I am almost always caught off guard by the number of readers an article on very simple (from an Orthodox point of view) matter of our salvation seems to generate. I forget that the treasury of doctrine that we live in is not part of the daily treasure that others know. I find tremendous comfort, particularly in everything taught by the Orthodox Church regarding our salvation. It is probably my favorite topic. This is largely because it came as an answer to questions I had that were utterly and completely unsatisfactorily dealt with elsewhere. I have created a page on this blog with the teaching of Bishop Hilarion Alfeyev of Austria on the topic of Christ Descent into Hades, which necessarily involves talking about our salvation within an Orthodox understanding. I cannot recommend it too highly. And it’s only a click away! I have published here but a small paragraph in which he writes briefly on the Orthodox interpretation of St. Paul’s mention of predestination. There are no accidents, but our choices do play a role in our relationship with God and others. I commend this small post and urge you to read his entire article.
In the history of Christianity an idea has repeatedly arisen that God predestines some people for salvation and others to perdition. This idea, based as it is on the literary understanding of the words of St. Paul about predestination, calling and justification , became the corner-stone of the theological system of the Reformation, preached with particular consistency by John Calvin . Eleven centuries before Calvin, the Eastern Christian tradition in the person of John Chrysostom expressed its view of predestination and calling. ‘Why are not all saved?’ Chrysostom asks. ‘Because… not only the call [of God] but also the will of those called is the cause of their salvation. This call is not coercive or forcible. Every one was called, but not all followed the call’ . Later Fathers, including Maximus and John Damascene, spoke in the same spirit. According to their teaching, it is not God who saves some while ruining others, but some people follow the call of God to salvation while others do not. It is not God who leads some from hell while leaving others behind, but some people wish while others do not wish to believe in Him.

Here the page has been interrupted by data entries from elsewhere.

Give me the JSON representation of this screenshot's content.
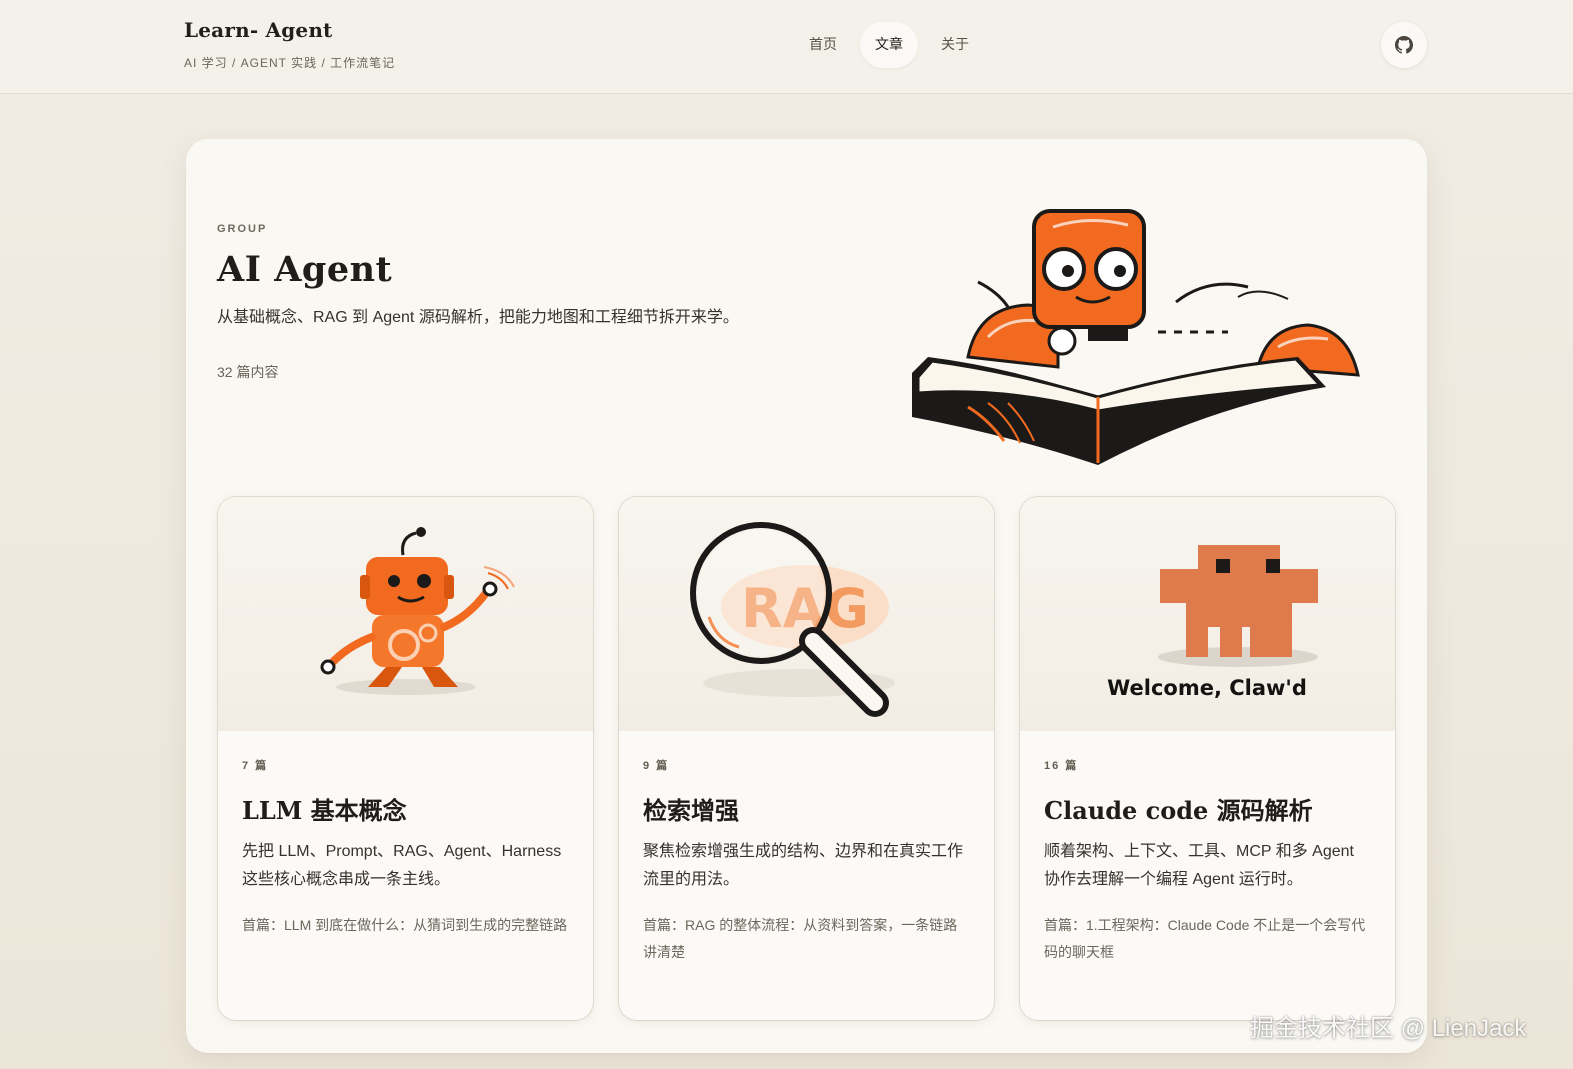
{
  "header": {
    "brand_title": "Learn- Agent",
    "brand_subtitle": "AI 学习 / AGENT 实践 / 工作流笔记",
    "nav": [
      {
        "label": "首页",
        "active": false
      },
      {
        "label": "文章",
        "active": true
      },
      {
        "label": "关于",
        "active": false
      }
    ],
    "github_icon": "github-icon"
  },
  "group": {
    "eyebrow": "GROUP",
    "title": "AI Agent",
    "description": "从基础概念、RAG 到 Agent 源码解析，把能力地图和工程细节拆开来学。",
    "count": "32 篇内容",
    "illustration": "robot-reading-book"
  },
  "cards": [
    {
      "count": "7 篇",
      "title": "LLM 基本概念",
      "description": "先把 LLM、Prompt、RAG、Agent、Harness 这些核心概念串成一条主线。",
      "first": "首篇：LLM 到底在做什么：从猜词到生成的完整链路",
      "illustration": "waving-robot"
    },
    {
      "count": "9 篇",
      "title": "检索增强",
      "description": "聚焦检索增强生成的结构、边界和在真实工作流里的用法。",
      "first": "首篇：RAG 的整体流程：从资料到答案，一条链路讲清楚",
      "illustration_text": "RAG",
      "illustration": "magnifier"
    },
    {
      "count": "16 篇",
      "title": "Claude code 源码解析",
      "description": "顺着架构、上下文、工具、MCP 和多 Agent 协作去理解一个编程 Agent 运行时。",
      "first": "首篇：1.工程架构：Claude Code 不止是一个会写代码的聊天框",
      "illustration_text": "Welcome, Claw'd",
      "illustration": "pixel-mascot"
    }
  ],
  "watermark": "掘金技术社区 @ LienJack",
  "colors": {
    "accent": "#f26a1f",
    "background": "#efeadf",
    "panel": "#faf8f3"
  }
}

The teaching of the Eastern Church Fathers on the descent of Christ into Hades can be summed up in the following points:
1) the doctrine of the descent of Christ into Hades was commonly accepted and indisputable;
2) the descent into Hades was perceived as an event of universal significance, though some authors limited the range of those saved by Christ to a particular category of the dead;
3) the descent of Christ into Hades and His resurrection were viewed as the accomplishment of the ‘economy’ of Christ the Saviour, as the crown and outcome of the feat He performed for the salvation of people;
4) the teaching on the victory of Christ over the devil, hell and death was finally articulated and asserted;
5) the theme of the descent into Hades began to be viewed in its mystical dimension, as the prototype of the resurrection of the human soul.
 Rom. 8:29¾30.
 See John Calvin, Instruction in Christian Faith, V. II, Book III (‘Concerning the pre-eternal election whereby God predestined some for salvation while others for condemnation’).
 16th Discourse on the Epistle to the Romans.